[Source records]

• • • •

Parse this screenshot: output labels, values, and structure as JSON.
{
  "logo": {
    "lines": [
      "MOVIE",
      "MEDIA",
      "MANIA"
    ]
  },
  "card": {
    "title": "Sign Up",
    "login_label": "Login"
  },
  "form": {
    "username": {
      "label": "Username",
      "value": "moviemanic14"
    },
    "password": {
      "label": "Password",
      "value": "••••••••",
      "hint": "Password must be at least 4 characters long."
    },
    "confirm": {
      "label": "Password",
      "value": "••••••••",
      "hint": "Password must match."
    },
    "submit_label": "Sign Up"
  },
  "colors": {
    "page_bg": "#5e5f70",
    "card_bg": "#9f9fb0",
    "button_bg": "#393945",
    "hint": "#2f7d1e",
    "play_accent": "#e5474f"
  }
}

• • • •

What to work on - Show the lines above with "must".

Answer section -
      "hint": "Password must be at least 4 characters long."
      "hint": "Password must match."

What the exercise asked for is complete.